Ryan’s new plan is in lockstep with Romney’s radical budget plan. Here’s a look at how both Ryan and Romney pursue the same policies that endanger the security of seniors and middle-class families in order to make sure millionaires and billionaires get tax cuts.
Ryan: The Ryan plan would turn Medicare into a voucher program, in which seniors would be left with a voucher that they could use to buy private insurance. Ryan claims that traditional Medicare would remain an option for seniors, but in reality, private plans would cherry pick healthy enrollees, driving up costs for the older and less healthy people with Medicare.
Romney: Romney would also turn Medicare into a voucher program. Similar proposals would force seniors to pay $6,350 more in out-of-pocket expenses each year. And because he wants to repeal the health care law, he would increase payments to insurance companies by $100 billion, and deplete the Medicare trust fund by 2016. Like Ryan, Romney claims that traditional Medicare would remain an option for seniors—but we know the reality is his plan would drive up costs for those on the program.
Cuts to Medicaid and health coverage

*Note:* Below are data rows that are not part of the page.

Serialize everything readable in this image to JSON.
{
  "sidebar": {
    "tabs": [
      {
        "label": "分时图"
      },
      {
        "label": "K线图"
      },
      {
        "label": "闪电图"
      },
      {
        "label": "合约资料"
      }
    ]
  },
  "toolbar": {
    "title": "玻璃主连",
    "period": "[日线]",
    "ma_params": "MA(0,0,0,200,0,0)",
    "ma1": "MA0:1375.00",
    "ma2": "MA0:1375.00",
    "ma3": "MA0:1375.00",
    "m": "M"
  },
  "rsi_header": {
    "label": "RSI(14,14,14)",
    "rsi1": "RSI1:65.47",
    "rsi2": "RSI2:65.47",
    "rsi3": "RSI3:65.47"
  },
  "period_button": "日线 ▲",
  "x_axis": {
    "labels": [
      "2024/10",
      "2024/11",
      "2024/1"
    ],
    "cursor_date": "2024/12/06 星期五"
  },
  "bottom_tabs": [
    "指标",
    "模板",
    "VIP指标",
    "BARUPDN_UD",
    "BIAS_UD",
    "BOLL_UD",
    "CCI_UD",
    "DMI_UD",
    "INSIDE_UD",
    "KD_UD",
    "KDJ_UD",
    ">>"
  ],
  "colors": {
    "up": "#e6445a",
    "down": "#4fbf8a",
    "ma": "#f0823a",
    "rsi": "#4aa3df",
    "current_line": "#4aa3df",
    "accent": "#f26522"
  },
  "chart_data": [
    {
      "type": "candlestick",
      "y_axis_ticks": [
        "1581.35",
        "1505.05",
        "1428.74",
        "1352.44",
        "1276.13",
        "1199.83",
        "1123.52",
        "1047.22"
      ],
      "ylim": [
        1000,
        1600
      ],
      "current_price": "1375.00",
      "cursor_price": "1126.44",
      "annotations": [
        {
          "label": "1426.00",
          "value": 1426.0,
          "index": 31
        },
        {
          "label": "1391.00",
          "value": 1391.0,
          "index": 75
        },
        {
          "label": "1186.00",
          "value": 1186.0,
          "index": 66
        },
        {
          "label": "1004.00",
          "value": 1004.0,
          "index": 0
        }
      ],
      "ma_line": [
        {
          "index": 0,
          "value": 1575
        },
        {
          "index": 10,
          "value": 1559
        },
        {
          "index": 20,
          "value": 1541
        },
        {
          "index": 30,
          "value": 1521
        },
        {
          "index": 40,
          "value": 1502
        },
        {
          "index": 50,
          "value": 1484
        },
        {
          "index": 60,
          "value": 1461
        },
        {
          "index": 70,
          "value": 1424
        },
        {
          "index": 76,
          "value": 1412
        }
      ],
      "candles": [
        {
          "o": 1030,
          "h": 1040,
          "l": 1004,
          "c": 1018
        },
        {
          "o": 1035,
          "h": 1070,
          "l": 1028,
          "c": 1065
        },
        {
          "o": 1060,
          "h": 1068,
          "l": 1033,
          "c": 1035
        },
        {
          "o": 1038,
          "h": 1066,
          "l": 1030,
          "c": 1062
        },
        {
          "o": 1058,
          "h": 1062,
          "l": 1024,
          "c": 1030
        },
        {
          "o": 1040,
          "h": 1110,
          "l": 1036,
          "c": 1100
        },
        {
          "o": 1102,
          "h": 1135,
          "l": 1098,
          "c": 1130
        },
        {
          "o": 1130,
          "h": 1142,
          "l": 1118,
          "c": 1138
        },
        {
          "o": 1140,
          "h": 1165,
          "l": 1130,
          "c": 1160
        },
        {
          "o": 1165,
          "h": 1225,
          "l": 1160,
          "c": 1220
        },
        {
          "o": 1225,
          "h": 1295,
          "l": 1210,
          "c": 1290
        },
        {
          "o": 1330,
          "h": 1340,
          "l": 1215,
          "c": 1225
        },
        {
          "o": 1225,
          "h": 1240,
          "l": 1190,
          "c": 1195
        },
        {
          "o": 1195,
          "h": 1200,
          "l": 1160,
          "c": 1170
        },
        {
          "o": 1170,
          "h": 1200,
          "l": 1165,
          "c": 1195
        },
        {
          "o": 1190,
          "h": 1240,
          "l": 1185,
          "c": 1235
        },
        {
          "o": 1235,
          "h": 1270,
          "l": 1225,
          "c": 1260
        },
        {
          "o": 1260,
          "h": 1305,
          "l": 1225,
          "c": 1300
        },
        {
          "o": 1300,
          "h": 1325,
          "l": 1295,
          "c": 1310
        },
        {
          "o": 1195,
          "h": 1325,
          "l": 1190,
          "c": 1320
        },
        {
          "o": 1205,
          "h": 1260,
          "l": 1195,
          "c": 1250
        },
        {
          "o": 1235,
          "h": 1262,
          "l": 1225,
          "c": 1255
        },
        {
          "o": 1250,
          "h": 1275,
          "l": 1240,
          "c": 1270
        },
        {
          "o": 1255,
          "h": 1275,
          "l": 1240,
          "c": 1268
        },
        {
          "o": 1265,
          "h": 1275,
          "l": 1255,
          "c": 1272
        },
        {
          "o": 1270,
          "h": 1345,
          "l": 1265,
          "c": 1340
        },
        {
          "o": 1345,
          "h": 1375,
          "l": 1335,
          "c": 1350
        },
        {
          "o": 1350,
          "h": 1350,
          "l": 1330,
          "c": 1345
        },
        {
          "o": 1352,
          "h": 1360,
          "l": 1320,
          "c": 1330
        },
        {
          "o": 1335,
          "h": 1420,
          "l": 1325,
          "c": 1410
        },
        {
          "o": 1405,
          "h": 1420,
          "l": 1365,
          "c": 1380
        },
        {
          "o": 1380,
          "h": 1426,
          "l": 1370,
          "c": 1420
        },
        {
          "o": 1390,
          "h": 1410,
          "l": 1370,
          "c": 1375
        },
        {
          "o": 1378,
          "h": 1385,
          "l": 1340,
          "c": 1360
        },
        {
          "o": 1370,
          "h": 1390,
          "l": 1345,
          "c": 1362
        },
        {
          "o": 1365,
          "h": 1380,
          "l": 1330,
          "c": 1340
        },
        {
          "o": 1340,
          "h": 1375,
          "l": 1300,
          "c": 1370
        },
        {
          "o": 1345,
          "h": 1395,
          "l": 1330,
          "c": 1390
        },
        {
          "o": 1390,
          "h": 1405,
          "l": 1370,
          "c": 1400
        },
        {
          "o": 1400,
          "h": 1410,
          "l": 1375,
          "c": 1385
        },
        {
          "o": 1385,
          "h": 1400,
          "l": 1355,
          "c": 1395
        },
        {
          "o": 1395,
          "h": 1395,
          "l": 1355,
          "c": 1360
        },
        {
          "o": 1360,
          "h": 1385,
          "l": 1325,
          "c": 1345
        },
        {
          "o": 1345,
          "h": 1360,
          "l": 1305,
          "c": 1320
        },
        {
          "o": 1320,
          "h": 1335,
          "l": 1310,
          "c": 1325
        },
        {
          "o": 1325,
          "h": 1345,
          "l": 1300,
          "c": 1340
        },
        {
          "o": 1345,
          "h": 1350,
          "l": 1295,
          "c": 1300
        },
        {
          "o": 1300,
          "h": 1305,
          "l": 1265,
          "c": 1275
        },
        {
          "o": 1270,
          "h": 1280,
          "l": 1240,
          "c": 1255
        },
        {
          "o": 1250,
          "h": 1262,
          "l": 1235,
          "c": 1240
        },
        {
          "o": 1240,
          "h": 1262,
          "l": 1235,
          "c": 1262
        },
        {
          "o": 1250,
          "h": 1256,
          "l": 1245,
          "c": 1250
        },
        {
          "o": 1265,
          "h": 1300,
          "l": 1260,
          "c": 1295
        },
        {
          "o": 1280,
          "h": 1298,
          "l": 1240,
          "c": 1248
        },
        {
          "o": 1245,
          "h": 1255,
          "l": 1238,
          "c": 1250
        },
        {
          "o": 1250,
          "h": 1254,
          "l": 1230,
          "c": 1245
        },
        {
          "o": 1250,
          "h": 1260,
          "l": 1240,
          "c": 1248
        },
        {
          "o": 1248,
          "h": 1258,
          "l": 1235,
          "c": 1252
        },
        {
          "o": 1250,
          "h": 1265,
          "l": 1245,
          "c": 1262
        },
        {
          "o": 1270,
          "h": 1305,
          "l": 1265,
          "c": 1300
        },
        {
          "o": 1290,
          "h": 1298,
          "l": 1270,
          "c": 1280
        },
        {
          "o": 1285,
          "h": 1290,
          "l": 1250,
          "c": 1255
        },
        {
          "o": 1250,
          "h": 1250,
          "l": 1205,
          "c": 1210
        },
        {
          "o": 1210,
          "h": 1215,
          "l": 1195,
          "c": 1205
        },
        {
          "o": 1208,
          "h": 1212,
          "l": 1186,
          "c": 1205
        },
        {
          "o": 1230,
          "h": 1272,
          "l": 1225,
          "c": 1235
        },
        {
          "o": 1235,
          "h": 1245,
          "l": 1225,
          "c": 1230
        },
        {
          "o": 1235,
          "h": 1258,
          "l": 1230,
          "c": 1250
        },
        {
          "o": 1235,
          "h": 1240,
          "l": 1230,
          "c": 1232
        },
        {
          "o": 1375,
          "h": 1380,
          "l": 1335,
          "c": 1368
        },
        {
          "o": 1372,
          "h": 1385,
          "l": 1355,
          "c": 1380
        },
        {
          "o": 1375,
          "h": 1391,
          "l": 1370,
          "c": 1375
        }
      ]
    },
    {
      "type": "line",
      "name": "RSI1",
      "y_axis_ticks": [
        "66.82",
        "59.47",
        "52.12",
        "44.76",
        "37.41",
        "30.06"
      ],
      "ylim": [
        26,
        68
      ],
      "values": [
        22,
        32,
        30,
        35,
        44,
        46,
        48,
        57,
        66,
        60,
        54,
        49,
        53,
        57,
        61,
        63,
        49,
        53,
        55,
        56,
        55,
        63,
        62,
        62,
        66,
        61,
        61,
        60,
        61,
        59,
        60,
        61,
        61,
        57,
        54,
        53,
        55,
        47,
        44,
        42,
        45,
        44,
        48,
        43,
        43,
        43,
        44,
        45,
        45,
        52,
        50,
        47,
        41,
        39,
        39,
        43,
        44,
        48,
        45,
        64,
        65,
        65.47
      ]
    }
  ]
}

Ryan: Ryan’s plan repeals health reform and cuts over $1 trillion from Medicaid over the next 10 years. Such cuts will deny coverage up to 60 million people, including low-income children, pregnant women, nursing home patients, and people with disabilities.
Romney: Romney also wants to repeal health reform and cut over $1 trillion from Medicaid over the next decade. His plan would deny coverage to up to 53 million people, including low-income children, pregnant women, nursing home patients, and people with disabilities.
Cuts to middle-class investments
Ryan: Ryan’s plan would slash education spending, infrastructure spending, and investments in clean energy and scientific and medical research funding—all of which would cost jobs and affect the future for middle-class families.
Romney: Romney’s promise to blindly balance the budget would require deeper cuts to all domestic programs than Ryan’s plan.
But both Ryan and Romney made sure to protect the people they think matter most: the wealthy. Ryan and Romney extend the Bush tax cuts for the top income earners. Ryan provides trillions more in tax rate cuts that benefit the rich without explaining how he’ll pay for them, and Romney provides $5 trillion in tax cuts for the wealthy without specifying how he’ll pay for them. And while Ryan rolls back key protections in the Wall Street Reform law meant to help prevent future financial crises and bailouts of Wall Street, Romney repeals all of the Wall Street Reform law, even though a repeal doesn’t offer any budget savings.
Romney and Ryan have congratulated each other on each other’s plans. But when it comes to supporting America’s middle class, the plans offer nothing to celebrate.